EXERCISE REQUIREMENTS ▸ For the listing that follows, report how many lines contain the string "screenshot", giving the number alone.

MATERIAL PROVIDED ▸
============

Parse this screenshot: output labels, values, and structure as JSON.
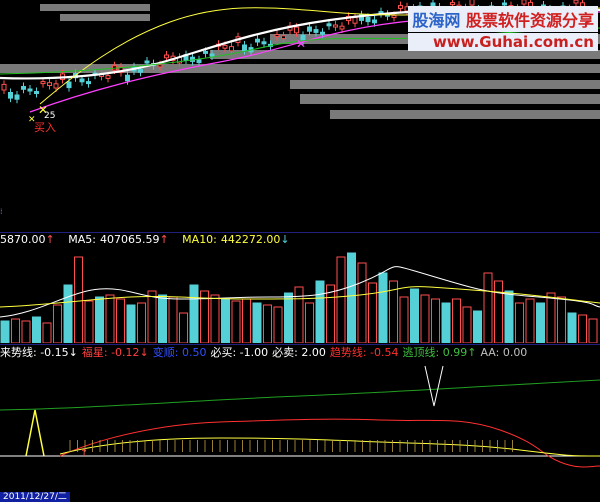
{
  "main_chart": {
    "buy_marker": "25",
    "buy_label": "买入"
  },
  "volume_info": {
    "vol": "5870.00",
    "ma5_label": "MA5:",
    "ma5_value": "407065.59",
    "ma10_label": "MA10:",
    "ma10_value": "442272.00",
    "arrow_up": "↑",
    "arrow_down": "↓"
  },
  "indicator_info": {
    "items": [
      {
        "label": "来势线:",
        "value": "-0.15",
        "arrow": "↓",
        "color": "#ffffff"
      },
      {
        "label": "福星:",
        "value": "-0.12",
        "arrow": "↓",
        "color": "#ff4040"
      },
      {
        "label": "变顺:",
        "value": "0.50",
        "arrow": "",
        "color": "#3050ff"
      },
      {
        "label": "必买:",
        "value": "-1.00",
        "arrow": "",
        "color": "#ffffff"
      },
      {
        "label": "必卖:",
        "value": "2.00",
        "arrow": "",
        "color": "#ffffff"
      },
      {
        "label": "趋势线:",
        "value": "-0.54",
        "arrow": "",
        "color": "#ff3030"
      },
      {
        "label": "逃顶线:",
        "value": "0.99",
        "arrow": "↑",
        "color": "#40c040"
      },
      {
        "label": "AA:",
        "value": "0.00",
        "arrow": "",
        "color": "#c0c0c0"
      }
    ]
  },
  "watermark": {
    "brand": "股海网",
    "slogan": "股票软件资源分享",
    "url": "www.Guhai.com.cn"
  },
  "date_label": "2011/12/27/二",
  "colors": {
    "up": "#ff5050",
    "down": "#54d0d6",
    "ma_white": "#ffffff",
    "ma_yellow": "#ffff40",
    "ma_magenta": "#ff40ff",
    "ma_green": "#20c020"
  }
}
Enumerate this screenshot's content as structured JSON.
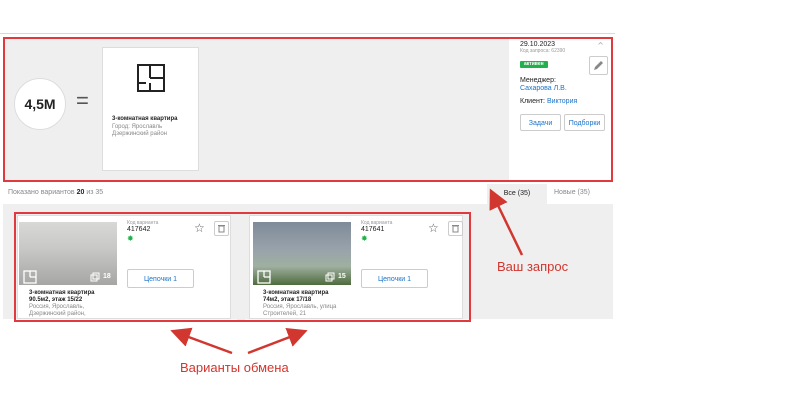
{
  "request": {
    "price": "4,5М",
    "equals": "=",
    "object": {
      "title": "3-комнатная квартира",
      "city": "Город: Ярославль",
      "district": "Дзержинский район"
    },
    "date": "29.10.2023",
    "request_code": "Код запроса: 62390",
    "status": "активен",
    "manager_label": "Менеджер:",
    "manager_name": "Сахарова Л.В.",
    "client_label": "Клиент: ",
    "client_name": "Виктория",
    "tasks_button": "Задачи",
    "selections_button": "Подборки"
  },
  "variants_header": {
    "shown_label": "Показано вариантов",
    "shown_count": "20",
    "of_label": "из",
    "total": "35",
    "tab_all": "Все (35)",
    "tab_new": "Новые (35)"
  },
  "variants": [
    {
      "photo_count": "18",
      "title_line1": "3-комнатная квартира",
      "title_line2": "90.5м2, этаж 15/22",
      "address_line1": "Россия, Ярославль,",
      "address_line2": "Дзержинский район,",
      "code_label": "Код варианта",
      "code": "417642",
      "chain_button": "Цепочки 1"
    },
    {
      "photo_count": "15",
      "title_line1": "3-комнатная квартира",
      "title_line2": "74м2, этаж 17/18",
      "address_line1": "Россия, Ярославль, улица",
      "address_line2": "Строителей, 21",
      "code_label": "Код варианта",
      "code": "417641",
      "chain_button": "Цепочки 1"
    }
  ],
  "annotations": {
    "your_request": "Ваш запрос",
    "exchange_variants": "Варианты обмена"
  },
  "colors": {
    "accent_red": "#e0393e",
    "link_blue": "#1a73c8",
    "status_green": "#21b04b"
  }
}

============

ANSWER BOX ▸ 2